WORK TO BE COMPLETED:
What number of lines in the material contain the word "data"? Give that number alone.

SUPPLIED ENTRIES:

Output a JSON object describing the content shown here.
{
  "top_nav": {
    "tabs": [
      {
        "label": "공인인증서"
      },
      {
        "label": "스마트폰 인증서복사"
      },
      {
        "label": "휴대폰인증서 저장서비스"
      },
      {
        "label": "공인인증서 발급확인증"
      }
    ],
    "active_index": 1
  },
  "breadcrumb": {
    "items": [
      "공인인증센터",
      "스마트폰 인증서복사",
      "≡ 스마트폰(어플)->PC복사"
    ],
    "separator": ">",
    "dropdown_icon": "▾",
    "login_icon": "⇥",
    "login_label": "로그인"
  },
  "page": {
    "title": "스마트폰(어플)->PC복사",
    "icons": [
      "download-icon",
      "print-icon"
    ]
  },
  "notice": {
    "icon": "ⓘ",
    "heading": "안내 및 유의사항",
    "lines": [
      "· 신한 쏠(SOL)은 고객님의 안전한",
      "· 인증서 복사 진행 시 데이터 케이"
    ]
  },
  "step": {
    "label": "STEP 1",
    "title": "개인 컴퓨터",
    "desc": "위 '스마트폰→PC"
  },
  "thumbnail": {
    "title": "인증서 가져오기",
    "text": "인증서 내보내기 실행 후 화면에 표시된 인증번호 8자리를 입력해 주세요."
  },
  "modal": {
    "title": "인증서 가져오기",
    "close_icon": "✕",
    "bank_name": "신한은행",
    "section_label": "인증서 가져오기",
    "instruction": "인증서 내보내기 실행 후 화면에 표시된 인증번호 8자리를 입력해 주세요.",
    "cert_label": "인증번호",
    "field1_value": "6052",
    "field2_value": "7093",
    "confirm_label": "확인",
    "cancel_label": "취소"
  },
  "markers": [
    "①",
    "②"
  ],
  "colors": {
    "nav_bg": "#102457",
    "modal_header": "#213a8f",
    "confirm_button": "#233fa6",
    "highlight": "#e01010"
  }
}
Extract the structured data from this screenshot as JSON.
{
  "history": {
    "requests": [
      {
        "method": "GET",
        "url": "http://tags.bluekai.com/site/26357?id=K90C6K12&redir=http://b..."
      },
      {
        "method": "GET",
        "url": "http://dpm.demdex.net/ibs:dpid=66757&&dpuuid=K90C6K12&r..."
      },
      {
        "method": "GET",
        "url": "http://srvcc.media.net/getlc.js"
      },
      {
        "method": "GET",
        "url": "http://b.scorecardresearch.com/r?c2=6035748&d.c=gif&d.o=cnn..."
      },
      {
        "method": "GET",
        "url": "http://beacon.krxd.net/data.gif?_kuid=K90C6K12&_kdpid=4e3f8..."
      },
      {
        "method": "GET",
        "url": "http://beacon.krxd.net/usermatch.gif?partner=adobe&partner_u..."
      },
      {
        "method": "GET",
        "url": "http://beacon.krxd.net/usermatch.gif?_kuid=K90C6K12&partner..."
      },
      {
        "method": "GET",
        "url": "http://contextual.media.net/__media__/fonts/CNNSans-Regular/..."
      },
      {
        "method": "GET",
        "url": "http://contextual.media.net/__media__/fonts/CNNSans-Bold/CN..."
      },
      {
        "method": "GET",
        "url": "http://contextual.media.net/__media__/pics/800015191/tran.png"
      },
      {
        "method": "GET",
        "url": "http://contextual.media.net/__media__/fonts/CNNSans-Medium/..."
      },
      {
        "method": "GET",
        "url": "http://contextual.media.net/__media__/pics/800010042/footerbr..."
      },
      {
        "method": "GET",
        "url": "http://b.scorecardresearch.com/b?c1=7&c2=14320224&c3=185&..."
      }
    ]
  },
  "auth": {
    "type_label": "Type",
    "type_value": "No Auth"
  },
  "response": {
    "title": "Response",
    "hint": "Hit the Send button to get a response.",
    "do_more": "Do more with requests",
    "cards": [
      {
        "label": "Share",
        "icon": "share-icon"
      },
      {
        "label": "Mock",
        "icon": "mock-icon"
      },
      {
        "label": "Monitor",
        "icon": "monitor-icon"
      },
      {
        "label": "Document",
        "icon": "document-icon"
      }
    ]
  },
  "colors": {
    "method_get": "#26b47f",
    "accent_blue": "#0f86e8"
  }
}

FINISHED TASK:
2